“If we are going to prevent things like what is happening in Ukraine or what is recently taking place in Armenia and Azerbaijan from taking place, we do so by strengthening the work of the court. The more universal in jurisdiction it has, the better for the workings of the Rome Statute”, was how he put it.
This was when President of the ICC, Piotr Hofma?ski paid a courtesy call on him at the Jubilee House in Accra Tuesday evening.
Hofma?ski is in the country to deliver a paper at the GIMPA Law School in Accra.
President Akufo-Addo assured that Ghana supported the work of the ICC because it “wants a world where impunity in the exercise of executive power is as much as possible curtailed.”
Apart from that, he said “we a want a society where liberty, freedom, respect for law, respect for each other becomes the guiding principles of the collective body politic of our various nations. I think that the extent to which the Rome Statute and the institutions that it has set up is working towards that end that should be supported,” he added.

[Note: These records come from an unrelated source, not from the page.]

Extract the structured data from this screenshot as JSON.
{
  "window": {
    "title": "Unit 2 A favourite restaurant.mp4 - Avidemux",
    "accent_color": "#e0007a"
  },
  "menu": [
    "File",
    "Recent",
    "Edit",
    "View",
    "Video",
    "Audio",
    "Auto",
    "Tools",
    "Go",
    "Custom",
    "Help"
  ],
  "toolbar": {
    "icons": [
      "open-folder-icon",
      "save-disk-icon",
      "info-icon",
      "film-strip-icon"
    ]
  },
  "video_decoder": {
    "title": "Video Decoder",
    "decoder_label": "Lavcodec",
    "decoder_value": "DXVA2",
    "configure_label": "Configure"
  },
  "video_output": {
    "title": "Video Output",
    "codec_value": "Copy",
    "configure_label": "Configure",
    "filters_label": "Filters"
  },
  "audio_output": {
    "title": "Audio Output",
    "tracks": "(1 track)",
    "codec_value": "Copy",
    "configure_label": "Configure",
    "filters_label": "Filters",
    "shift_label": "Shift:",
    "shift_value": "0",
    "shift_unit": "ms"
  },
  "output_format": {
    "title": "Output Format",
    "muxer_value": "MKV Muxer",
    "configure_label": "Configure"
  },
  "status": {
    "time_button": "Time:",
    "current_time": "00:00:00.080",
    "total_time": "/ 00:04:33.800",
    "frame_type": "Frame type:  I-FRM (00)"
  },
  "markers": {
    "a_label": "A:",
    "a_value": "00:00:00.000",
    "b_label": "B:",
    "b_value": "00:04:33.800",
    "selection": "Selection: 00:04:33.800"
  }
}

He therefore noted that the work of the ICC had the full support of Ghana and could be described as one of the few areas that enjoyed broad political support because the Ghanaian Parliament that ratified the treaty in 1999 was a House dominated by the National Democratic (NDC).
As soon as the New Patriotic Party (NPP) came to power in 2000, he indicated that as the Minister of Justice at the time, he traveled to Rome for the ceremony that brought the treaty into effect adding that the Rome Treaty has enjoyed broad national support and had never become a tool for domestic politics, attributing the reason for the support from both sides of the political divide to a commitment to building a nation with democratic principles, accountability and support for the rule of law in the last 30 years.
President Akufo-Addo expressed surprise that certain offences under the Rome statutes have not been domesticated many years down the line.
But Attorney General and Minister of Justice, Godfred Yeboah Dame, was on hand with an explanation.
There and then, the President instructed him to do so to ensure that crimes against humanity, war crimes and crimes of aggression would be incorporated into the nation’s laws.
With that, he was confident that if a Ghanaian national was involved in some of these States crimes, the person would have the possibility of being tried by his or her own municipal courts in Ghana and so that the idea of being hauled before the ICC in The Hague would be just the last resort and not the first option.
On his part, President of the ICC, Hofma?ski described Ghana’s support for the ICC as very strong because it was one of the first countries in the world to signed the agreement and had remained so till date.
He revealed that the court was currently dealing with 16 cases spread across all continents of the globe so it was not the case that the ICC was concentrated on the African continent alone and that the investigator’s offices are dealing with cases from Myanmar, Palestine, Afghanistan, Columbia, Venezuela, Georgia and Ukraine which was an indication that the court was becoming universal to close the gap of impunity.
He however admitted this was not enough and thus called for support to ensure that it becomes more universal.
The ICC remains to date, the most successful form of inter-State collaboration on the establishment of a system of international criminal justice to investigate, prosecute and try perpetrators of mass crimes of concern to the international community.
The origins of this system of international criminal justice date back to the Nuremberg and Tokyo military tribunals which were set up at the end of the Second World War to try specific cases of international concern.
The resurgence, around the World particularly in Yugoslavia, Rwanda, and Liberia, of mass atrocities that shocked the conscience of humanity, convinced the world to provide a permanent solution for the prosecution of international crimes, to aid in the fight against impunity instead of the old ad hoc responses.
Against this background, on 17 July 1998, the international community adopted the Rome Statute – the founding treaty of the International Criminal Court, to provide for a permanent jurisdiction set up to prosecute crimes of genocide, crimes against humanity, war crimes and crimes of aggression.
By Charles Takyi-Boadu, Presidential Correspondent